- _Exercise inputs_:
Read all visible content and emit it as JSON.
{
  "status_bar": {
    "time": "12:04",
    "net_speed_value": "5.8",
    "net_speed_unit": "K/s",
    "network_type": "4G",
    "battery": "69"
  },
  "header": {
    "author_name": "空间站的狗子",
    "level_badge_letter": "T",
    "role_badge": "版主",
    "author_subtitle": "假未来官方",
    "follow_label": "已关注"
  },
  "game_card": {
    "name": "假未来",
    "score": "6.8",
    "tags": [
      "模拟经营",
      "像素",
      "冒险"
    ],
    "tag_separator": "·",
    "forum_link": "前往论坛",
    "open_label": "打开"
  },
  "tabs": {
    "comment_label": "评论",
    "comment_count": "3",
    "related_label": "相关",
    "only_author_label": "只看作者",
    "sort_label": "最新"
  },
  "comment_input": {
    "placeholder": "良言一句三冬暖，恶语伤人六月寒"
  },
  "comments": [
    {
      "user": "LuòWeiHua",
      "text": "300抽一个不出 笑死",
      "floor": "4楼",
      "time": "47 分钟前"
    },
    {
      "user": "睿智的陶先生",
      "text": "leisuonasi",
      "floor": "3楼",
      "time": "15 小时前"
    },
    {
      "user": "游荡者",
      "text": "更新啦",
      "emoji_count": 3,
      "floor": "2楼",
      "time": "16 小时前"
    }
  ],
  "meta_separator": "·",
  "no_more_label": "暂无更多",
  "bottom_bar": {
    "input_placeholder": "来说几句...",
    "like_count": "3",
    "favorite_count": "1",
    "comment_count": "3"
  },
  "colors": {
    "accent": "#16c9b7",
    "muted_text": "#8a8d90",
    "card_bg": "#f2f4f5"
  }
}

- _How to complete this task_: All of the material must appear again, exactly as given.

- _Solution for this exercise_:
Read all visible content and emit it as JSON.
{
  "status_bar": {
    "time": "12:04",
    "net_speed_value": "5.8",
    "net_speed_unit": "K/s",
    "network_type": "4G",
    "battery": "69"
  },
  "header": {
    "author_name": "空间站的狗子",
    "level_badge_letter": "T",
    "role_badge": "版主",
    "author_subtitle": "假未来官方",
    "follow_label": "已关注"
  },
  "game_card": {
    "name": "假未来",
    "score": "6.8",
    "tags": [
      "模拟经营",
      "像素",
      "冒险"
    ],
    "tag_separator": "·",
    "forum_link": "前往论坛",
    "open_label": "打开"
  },
  "tabs": {
    "comment_label": "评论",
    "comment_count": "3",
    "related_label": "相关",
    "only_author_label": "只看作者",
    "sort_label": "最新"
  },
  "comment_input": {
    "placeholder": "良言一句三冬暖，恶语伤人六月寒"
  },
  "comments": [
    {
      "user": "LuòWeiHua",
      "text": "300抽一个不出 笑死",
      "floor": "4楼",
      "time": "47 分钟前"
    },
    {
      "user": "睿智的陶先生",
      "text": "leisuonasi",
      "floor": "3楼",
      "time": "15 小时前"
    },
    {
      "user": "游荡者",
      "text": "更新啦",
      "emoji_count": 3,
      "floor": "2楼",
      "time": "16 小时前"
    }
  ],
  "meta_separator": "·",
  "no_more_label": "暂无更多",
  "bottom_bar": {
    "input_placeholder": "来说几句...",
    "like_count": "3",
    "favorite_count": "1",
    "comment_count": "3"
  },
  "colors": {
    "accent": "#16c9b7",
    "muted_text": "#8a8d90",
    "card_bg": "#f2f4f5"
  }
}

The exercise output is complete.